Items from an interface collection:
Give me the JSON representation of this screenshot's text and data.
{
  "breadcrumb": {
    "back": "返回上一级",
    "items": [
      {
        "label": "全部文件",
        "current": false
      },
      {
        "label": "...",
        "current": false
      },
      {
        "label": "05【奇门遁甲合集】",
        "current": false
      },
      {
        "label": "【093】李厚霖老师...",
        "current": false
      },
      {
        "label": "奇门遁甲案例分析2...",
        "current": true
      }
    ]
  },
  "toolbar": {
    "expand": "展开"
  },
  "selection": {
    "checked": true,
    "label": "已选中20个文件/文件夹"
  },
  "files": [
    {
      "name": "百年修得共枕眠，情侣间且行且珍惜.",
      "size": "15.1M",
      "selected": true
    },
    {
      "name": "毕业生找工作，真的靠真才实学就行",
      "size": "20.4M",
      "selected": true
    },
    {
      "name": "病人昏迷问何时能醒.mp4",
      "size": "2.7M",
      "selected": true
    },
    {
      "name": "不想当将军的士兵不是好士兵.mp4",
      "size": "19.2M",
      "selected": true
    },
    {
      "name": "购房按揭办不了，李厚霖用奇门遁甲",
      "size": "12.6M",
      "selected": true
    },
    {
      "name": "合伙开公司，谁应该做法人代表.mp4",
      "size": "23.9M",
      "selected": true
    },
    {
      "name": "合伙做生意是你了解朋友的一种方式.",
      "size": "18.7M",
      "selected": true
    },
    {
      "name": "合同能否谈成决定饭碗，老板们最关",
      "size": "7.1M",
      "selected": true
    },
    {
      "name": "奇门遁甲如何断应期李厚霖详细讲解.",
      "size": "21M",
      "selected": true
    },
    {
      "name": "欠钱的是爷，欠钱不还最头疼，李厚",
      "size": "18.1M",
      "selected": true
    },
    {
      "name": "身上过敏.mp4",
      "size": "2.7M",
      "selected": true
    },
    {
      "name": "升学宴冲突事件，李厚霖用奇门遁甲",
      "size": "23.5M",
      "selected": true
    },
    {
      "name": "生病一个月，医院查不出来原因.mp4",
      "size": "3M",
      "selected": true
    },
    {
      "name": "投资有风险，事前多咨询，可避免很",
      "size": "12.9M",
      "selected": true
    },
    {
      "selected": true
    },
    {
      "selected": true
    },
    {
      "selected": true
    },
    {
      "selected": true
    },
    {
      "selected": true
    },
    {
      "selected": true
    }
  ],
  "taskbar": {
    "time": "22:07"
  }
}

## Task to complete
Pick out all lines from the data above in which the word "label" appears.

## Result below
        "label": "全部文件",
        "label": "...",
        "label": "05【奇门遁甲合集】",
        "label": "【093】李厚霖老师...",
        "label": "奇门遁甲案例分析2...",
    "label": "已选中20个文件/文件夹"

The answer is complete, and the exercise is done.